(Task inputs begins)
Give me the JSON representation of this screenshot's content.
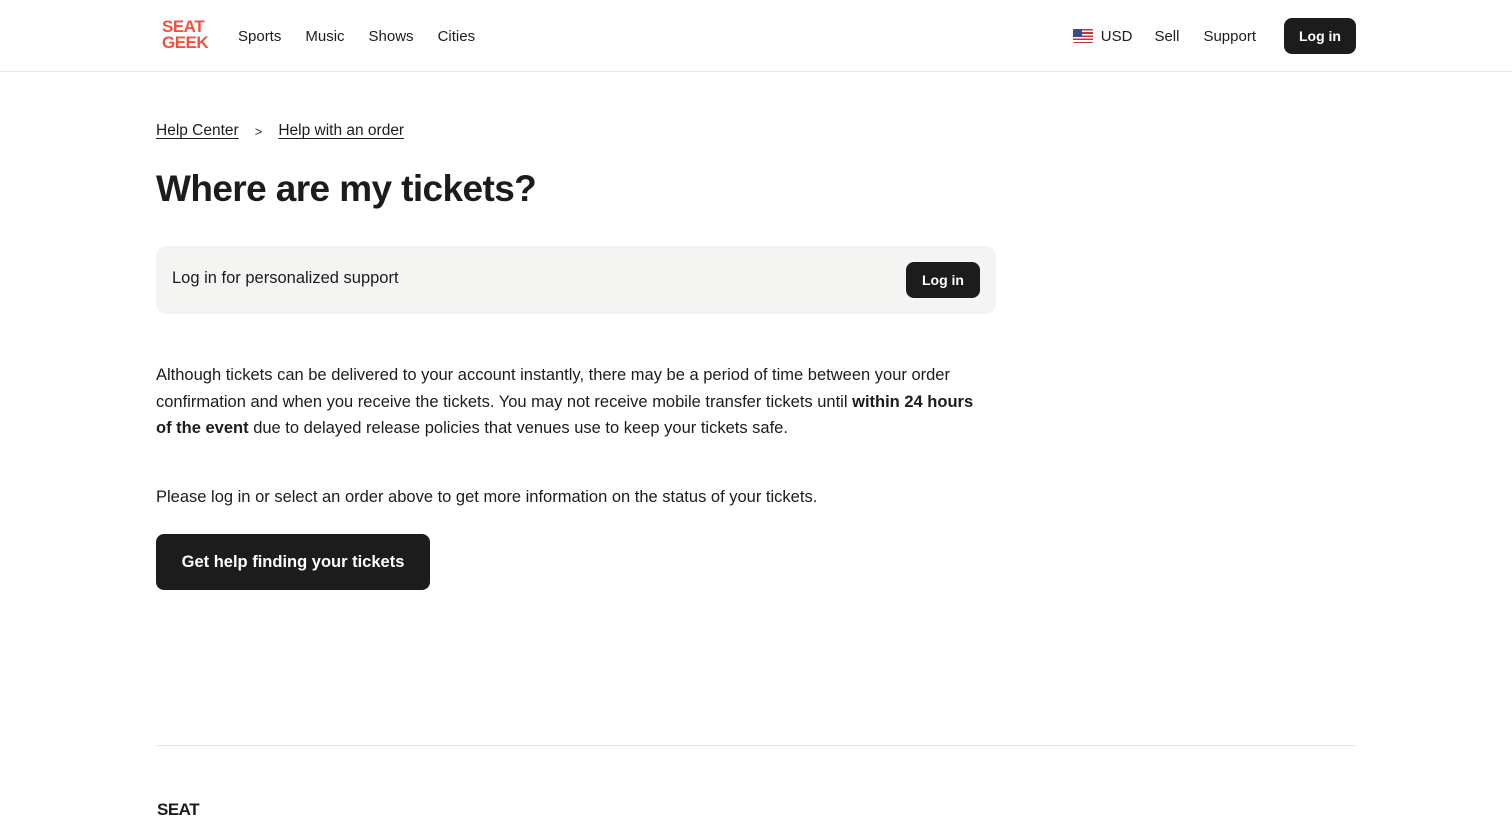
{
  "header": {
    "logo_top": "SEAT",
    "logo_bottom": "GEEK",
    "nav": [
      "Sports",
      "Music",
      "Shows",
      "Cities"
    ],
    "currency": "USD",
    "sell": "Sell",
    "support": "Support",
    "login": "Log in"
  },
  "breadcrumb": {
    "home": "Help Center",
    "separator": ">",
    "current": "Help with an order"
  },
  "page": {
    "title": "Where are my tickets?"
  },
  "login_card": {
    "text": "Log in for personalized support",
    "button": "Log in"
  },
  "content": {
    "para1_a": "Although tickets can be delivered to your account instantly, there may be a period of time between your order confirmation and when you receive the tickets. You may not receive mobile transfer tickets until ",
    "para1_bold": "within 24 hours of the event",
    "para1_b": " due to delayed release policies that venues use to keep your tickets safe.",
    "para2": "Please log in or select an order above to get more information on the status of your tickets.",
    "help_button": "Get help finding your tickets"
  },
  "footer": {
    "logo_top": "SEAT"
  },
  "colors": {
    "brand": "#f0523f",
    "dark_button": "#1c1c1c",
    "card_bg": "#f4f4f2"
  },
  "icons": {
    "flag": "us-flag-icon",
    "separator": "chevron-right-icon"
  }
}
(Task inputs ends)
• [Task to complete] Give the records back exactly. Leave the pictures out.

• [Answer space]
Give me the JSON representation of this screenshot's content.
{
  "header": {
    "logo_top": "SEAT",
    "logo_bottom": "GEEK",
    "nav": [
      "Sports",
      "Music",
      "Shows",
      "Cities"
    ],
    "currency": "USD",
    "sell": "Sell",
    "support": "Support",
    "login": "Log in"
  },
  "breadcrumb": {
    "home": "Help Center",
    "separator": ">",
    "current": "Help with an order"
  },
  "page": {
    "title": "Where are my tickets?"
  },
  "login_card": {
    "text": "Log in for personalized support",
    "button": "Log in"
  },
  "content": {
    "para1_a": "Although tickets can be delivered to your account instantly, there may be a period of time between your order confirmation and when you receive the tickets. You may not receive mobile transfer tickets until ",
    "para1_bold": "within 24 hours of the event",
    "para1_b": " due to delayed release policies that venues use to keep your tickets safe.",
    "para2": "Please log in or select an order above to get more information on the status of your tickets.",
    "help_button": "Get help finding your tickets"
  },
  "footer": {
    "logo_top": "SEAT"
  },
  "colors": {
    "brand": "#f0523f",
    "dark_button": "#1c1c1c",
    "card_bg": "#f4f4f2"
  },
  "icons": {
    "flag": "us-flag-icon",
    "separator": "chevron-right-icon"
  }
}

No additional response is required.